Forensic Science is the application of science to law. Forensic science uses highly developed technologies to uncover scientific evidence in a variety of fields. Modern forensic science has a broad range of applications.
The medical examiner is the central figure in the forensic investigation of crimes involving a victim. It is the responsibility of the medical examiner to visit the crime scene, conduct an autopsy in cases of death, examine the medical evidence and laboratory reports, study the victim's medical history, and put all this information together in a report. The medical examiner may call upon forensic scientists who are specialists in these various fields for help in investigating a crime.
In cases involving gunshot wounds, the medical examiner looks for gunpowder residues on the clothing of the victim and around wounds. In the case of knife wounds, the medical examiner must distinguish between a cut and a stab wound. The examiner also looks for defense wounds, cuts caused when an intended victim grabs the knife of an assailant in self-protection.

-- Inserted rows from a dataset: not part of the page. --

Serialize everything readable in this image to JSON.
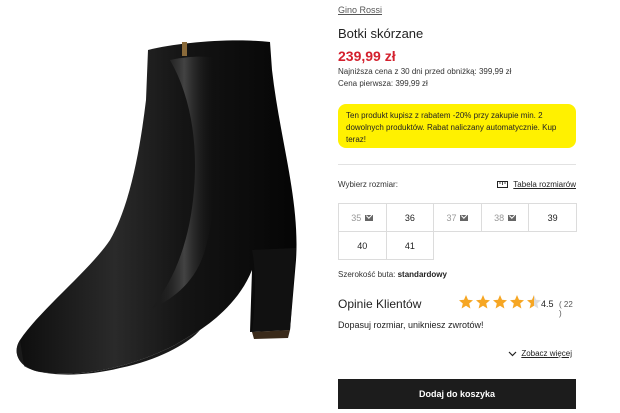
{
  "product": {
    "brand": "Gino Rossi",
    "title": "Botki skórzane",
    "price": "239,99 zł",
    "lowest_price_note": "Najniższa cena z 30 dni przed obniżką: 399,99 zł",
    "first_price_note": "Cena pierwsza: 399,99 zł"
  },
  "promo": {
    "text": "Ten produkt kupisz z rabatem -20% przy zakupie min. 2 dowolnych produktów. Rabat naliczany automatycznie. Kup teraz!",
    "color": "#fff100"
  },
  "size": {
    "label": "Wybierz rozmiar:",
    "table_link": "Tabela rozmiarów",
    "options": [
      {
        "size": "35",
        "available": false
      },
      {
        "size": "36",
        "available": true
      },
      {
        "size": "37",
        "available": false
      },
      {
        "size": "38",
        "available": false
      },
      {
        "size": "39",
        "available": true
      },
      {
        "size": "40",
        "available": true
      },
      {
        "size": "41",
        "available": true
      }
    ]
  },
  "width": {
    "label": "Szerokość buta:",
    "value": "standardowy"
  },
  "reviews": {
    "title": "Opinie Klientów",
    "rating": "4.5",
    "count": "( 22 )",
    "stars_value": 4.5,
    "star_color": "#f6a623",
    "promo_text": "Dopasuj rozmiar, unikniesz zwrotów!",
    "see_more": "Zobacz więcej"
  },
  "cart": {
    "button_label": "Dodaj do koszyka"
  },
  "colors": {
    "price": "#d4212e",
    "button": "#1c1c1c"
  }
}
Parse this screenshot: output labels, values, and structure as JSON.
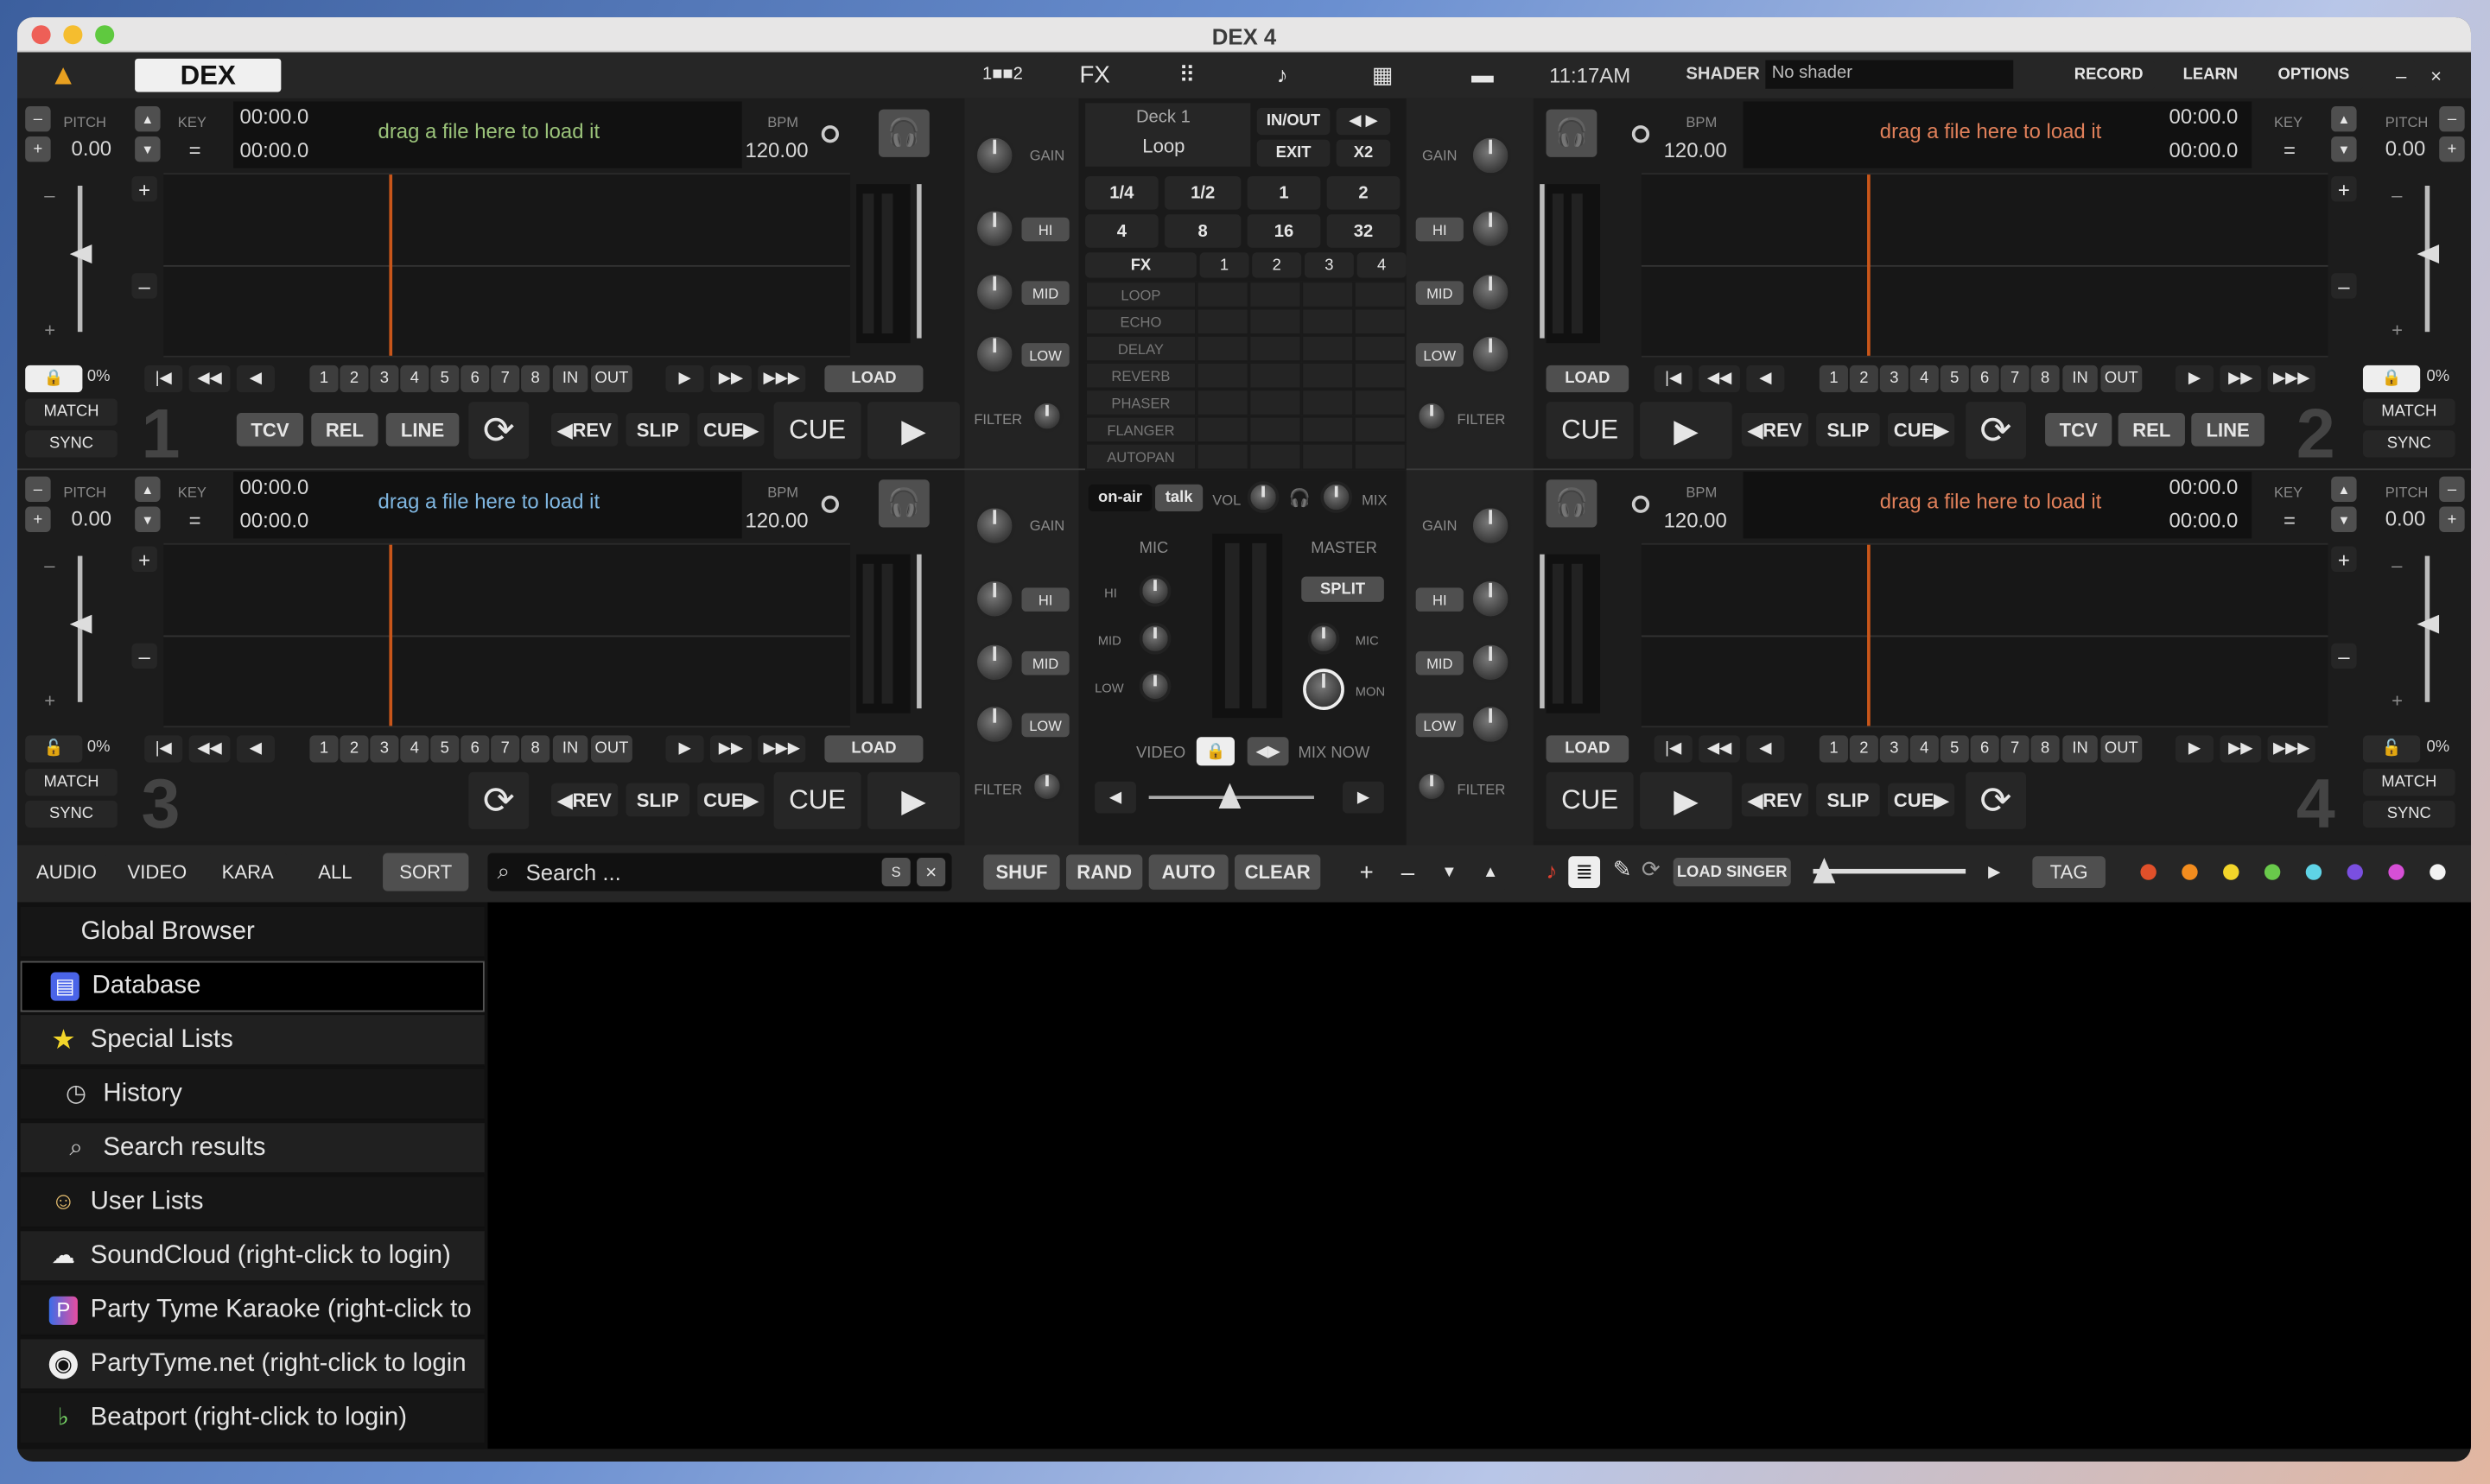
{
  "window": {
    "title": "DEX 4"
  },
  "topbar": {
    "logo": "DEX",
    "time": "11:17AM",
    "shader_label": "SHADER",
    "shader_value": "No shader",
    "record": "RECORD",
    "learn": "LEARN",
    "options": "OPTIONS",
    "minimize": "–",
    "close": "×",
    "fx": "FX",
    "layout": "1■■2"
  },
  "deck": {
    "pitch": "PITCH",
    "pitch_val": "0.00",
    "key": "KEY",
    "key_val": "=",
    "time1": "00:00.0",
    "time2": "00:00.0",
    "drag": "drag a file here to load it",
    "bpm": "BPM",
    "bpm_val": "120.00",
    "percent": "0%",
    "match": "MATCH",
    "sync": "SYNC",
    "load": "LOAD",
    "tcv": "TCV",
    "rel": "REL",
    "line": "LINE",
    "rev": "◀REV",
    "slip": "SLIP",
    "cue_fwd": "CUE▶",
    "cue": "CUE",
    "in": "IN",
    "out": "OUT",
    "plus": "+",
    "minus": "–",
    "n1": "1",
    "n2": "2",
    "n3": "3",
    "n4": "4",
    "n5": "5",
    "n6": "6",
    "n7": "7",
    "n8": "8",
    "deck_nums": [
      "1",
      "2",
      "3",
      "4"
    ]
  },
  "mixer": {
    "gain": "GAIN",
    "hi": "HI",
    "mid": "MID",
    "low": "LOW",
    "filter": "FILTER",
    "deck_label": "Deck 1",
    "loop_label": "Loop",
    "inout": "IN/OUT",
    "exit": "EXIT",
    "x2": "X2",
    "loop_sizes": [
      "1/4",
      "1/2",
      "1",
      "2",
      "4",
      "8",
      "16",
      "32"
    ],
    "fx": "FX",
    "fx_cols": [
      "1",
      "2",
      "3",
      "4"
    ],
    "fx_list": [
      "LOOP",
      "ECHO",
      "DELAY",
      "REVERB",
      "PHASER",
      "FLANGER",
      "AUTOPAN"
    ],
    "onair": "on-air",
    "talk": "talk",
    "vol": "VOL",
    "mix": "MIX",
    "mic": "MIC",
    "master": "MASTER",
    "split": "SPLIT",
    "mon": "MON",
    "video": "VIDEO",
    "mixnow": "MIX NOW"
  },
  "browser": {
    "tabs": [
      "AUDIO",
      "VIDEO",
      "KARA",
      "ALL",
      "SORT"
    ],
    "search_placeholder": "Search ...",
    "s": "S",
    "x": "×",
    "actions": [
      "SHUF",
      "RAND",
      "AUTO",
      "CLEAR"
    ],
    "load_singer": "LOAD SINGER",
    "tag": "TAG",
    "tag_colors": [
      "#e0502a",
      "#f28c1e",
      "#f2d52a",
      "#69c94b",
      "#5fd3e6",
      "#7a4fe0",
      "#d64fd6",
      "#f2f2f2"
    ],
    "tree": [
      {
        "label": "Global Browser",
        "icon": ""
      },
      {
        "label": "Database",
        "icon": "db"
      },
      {
        "label": "Special Lists",
        "icon": "star"
      },
      {
        "label": "History",
        "icon": "clock"
      },
      {
        "label": "Search results",
        "icon": "mag"
      },
      {
        "label": "User Lists",
        "icon": "user"
      },
      {
        "label": "SoundCloud (right-click to login)",
        "icon": "cloud"
      },
      {
        "label": "Party Tyme Karaoke (right-click to",
        "icon": "pt"
      },
      {
        "label": "PartyTyme.net (right-click to login",
        "icon": "mic"
      },
      {
        "label": "Beatport (right-click to login)",
        "icon": "bp"
      }
    ]
  }
}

Medical examiners are also called upon to investigate cases of asphyxiation—that is, death from lack of oxygen in the blood. Obstruction of the victim's air passage by an object in the throat or compression of the victim's chest by a person or an object can also result in asphyxiation. Finally, asphyxiation can be caused by the replacement of oxygen in the red blood cells by another gas, as in carbon monoxide poisoning, which can be the result of suicide, homicide, or accident.
In a death involving carbon monoxide poisoning, a closed garage door and no marks on the body are usually taken as an indication of suicide, whereas the presence of tools around the car and grease on the victim's hands points to accidental death. Forensic science uses sophisticated laboratory techniques to detect the presence of substances in the victim, in the suspected criminal, or at the crime scene. One is to measure the amount of alcohol exhaled in the breath of an individual, which reveals the concentration of alcohol in the person's blood. Recent advances in technology have produced alcohol breath-testing instruments so accurate that their results are evidential. Blood-alcohol level can also be determined by actual blood tests, usually through gas chromatography.
Forensic examination of substances found at a crime scene can often establish the presence of the suspect at the scene. One of the oldest techniques of forensic science is dusting the scene of a crime for fingerprints, impressions of the fingertips left on surfaces touched bare-handed.
In one method of obtaining a fingerprint, a technician spreads fine powder over a surface with a brush or magnetic wand. Computer technology now allows law-enforcement officers to record fingerprints digitally and to transmit and receive fingerprint information electronically for rapid identification.
Other evidence present at a crime scene may include blood, hair, skin, or semen. Recent developments in technology now allow scientists to examine the deoxyribonucleic acid (DNA), or genetic material, of these substances to establish whether they belong to the victim or to a suspected assailant. This process produces enough DNA to compare with a sample of DNA taken from a suspected criminal.
District attorneys routinely call upon medical examiners to give expert testimony in a trial, especially concerning the findings of an autopsy and the results of laboratory tests. With time, the need for a more scientific investigation of unnatural deaths became apparent, and coroners began calling on physicians for help. After the formation of the United States, elected officials appointed coroners. In 1877 Massachusetts adopted a statewide system requiring that an Office of the Medical Examiner, to be headed by a physician replace the coroner’s office. In 1915 New York City estshed a comprehensive program in which the medical examiner was specifically authorized to investigate all deaths resulting from criminal violence, accidents, or suicides, and those that occurred suddenly to people who appeared to be in good health. & #160; 160; 60; 0; Writeor paste your abstract here.